Environmentally friendly rockets
(PhysOrg.com) -- Many rockets, satellites, and spacecraft are driven by hydrazine, sometimes with an oxidizing agent like nitric acid or dinitrogen tetroxide. When filling tanks with these highly toxic substances, technicians must wear full protective clothingand a failed launch can lead to significant environmental damage. Researchers are thus looking for alternatives that are more environmentally friendly and less toxic, but just as powerfulrequirements that are hard to meet in a single material.
Stefan Schneider and his co-workers at the Air Force Laboratory (Edwards Air Force Base, USA) have now introduced a new approach in the journal Angewandte Chemie: special hydrogen-rich ionic liquids that self-ignite in the presence of hydrogen peroxide.
Despite the potential danger, hydrazine is used as a rocket fuel because it delivers high performance, can be stored for a relatively long time, and spontaneously ignites upon contact with an oxidizing agent or a suitable catalyst. The oxidizing agents used as rocket fuels are also dangerous. Dinitrogen tetroxide is less corrosive than nitric acid, but it is toxic and highly volatile. Hydrogen peroxide is a promising alternative because it is less corrosive and leads to much less toxic gas at room temperature. Its decomposition produces only water and oxygen.
As an alternative to hydrazine as a fuel component, Schneider and his co-workers propose an ionic liquid. Ionic liquids are compounds that consist of ions, namely positive and negatively charged particles, like a salt. However, they are not crystalline; they remain molten as a liquid at room temperature. Ionic liquids essentially do not vaporize, which prevents the formation of toxic vapors. It has previously not been possible to produce an ionic liquid that is flammable when partnered with hydrogen peroxide.

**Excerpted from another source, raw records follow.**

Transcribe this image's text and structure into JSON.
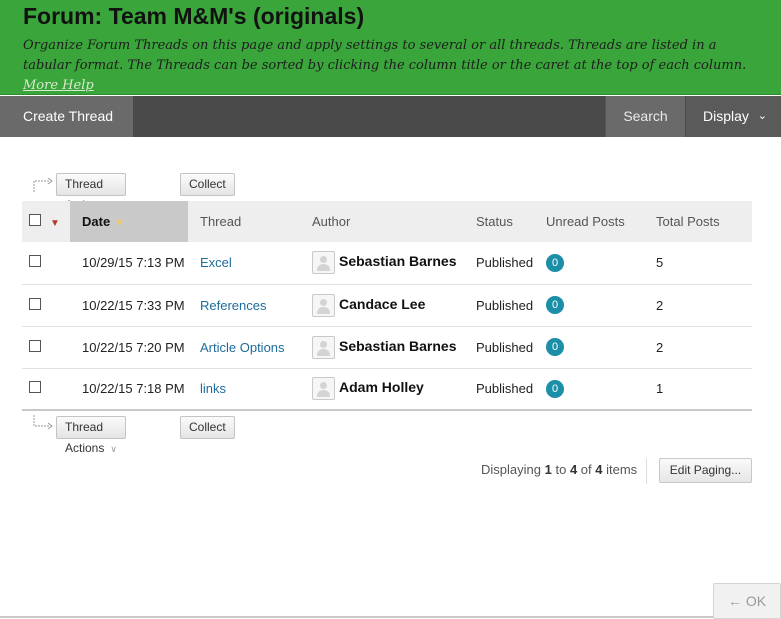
{
  "header": {
    "title": "Forum: Team M&M's (originals)",
    "description": "Organize Forum Threads on this page and apply settings to several or all threads. Threads are listed in a tabular format. The Threads can be sorted by clicking the column title or the caret at the top of each column.",
    "more_help": "More Help",
    "bg_color": "#3aa53a"
  },
  "toolbar": {
    "create_thread": "Create Thread",
    "search": "Search",
    "display": "Display"
  },
  "actions": {
    "thread_actions": "Thread Actions",
    "collect": "Collect"
  },
  "table": {
    "columns": {
      "date": "Date",
      "thread": "Thread",
      "author": "Author",
      "status": "Status",
      "unread": "Unread Posts",
      "total": "Total Posts"
    },
    "rows": [
      {
        "date": "10/29/15 7:13 PM",
        "thread": "Excel",
        "author": "Sebastian Barnes",
        "status": "Published",
        "unread": "0",
        "total": "5"
      },
      {
        "date": "10/22/15 7:33 PM",
        "thread": "References",
        "author": "Candace Lee",
        "status": "Published",
        "unread": "0",
        "total": "2"
      },
      {
        "date": "10/22/15 7:20 PM",
        "thread": "Article Options",
        "author": "Sebastian Barnes",
        "status": "Published",
        "unread": "0",
        "total": "2"
      },
      {
        "date": "10/22/15 7:18 PM",
        "thread": "links",
        "author": "Adam Holley",
        "status": "Published",
        "unread": "0",
        "total": "1"
      }
    ]
  },
  "paging": {
    "prefix": "Displaying",
    "from": "1",
    "to_word": "to",
    "to": "4",
    "of_word": "of",
    "total": "4",
    "suffix": "items",
    "edit_paging": "Edit Paging..."
  },
  "footer": {
    "ok": "OK"
  }
}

Schneider and his team have now overcome this barrier. The positively charged ion of their ionic liquid is a phosphorus atom bound to four hydrocarbon chains. At the core, however, lies the negatively charged ion made from one aluminum, four boron, and sixteen hydrogen atoms. The hydrogen-rich composition raises the power of the fuel component. This aluminum borohydride ion can be viewed as a densified form of hydrogen stabilized by metal atoms. In fact, for a given tank size, liquids with this ion contain even more hydrogen than pure liquid hydrogen, without the difficult cooling requirements, according to Schneider.
In order to test the ignitibility, the researchers applied drops of the novel ionic liquid onto various oxidizing agents. Upon contact with hydrogen peroxide, ignition was nearly instant; with fuming nitric acid it exploded. Says Schneider: It is thus interesting as a potential component for greener high-performance fuels.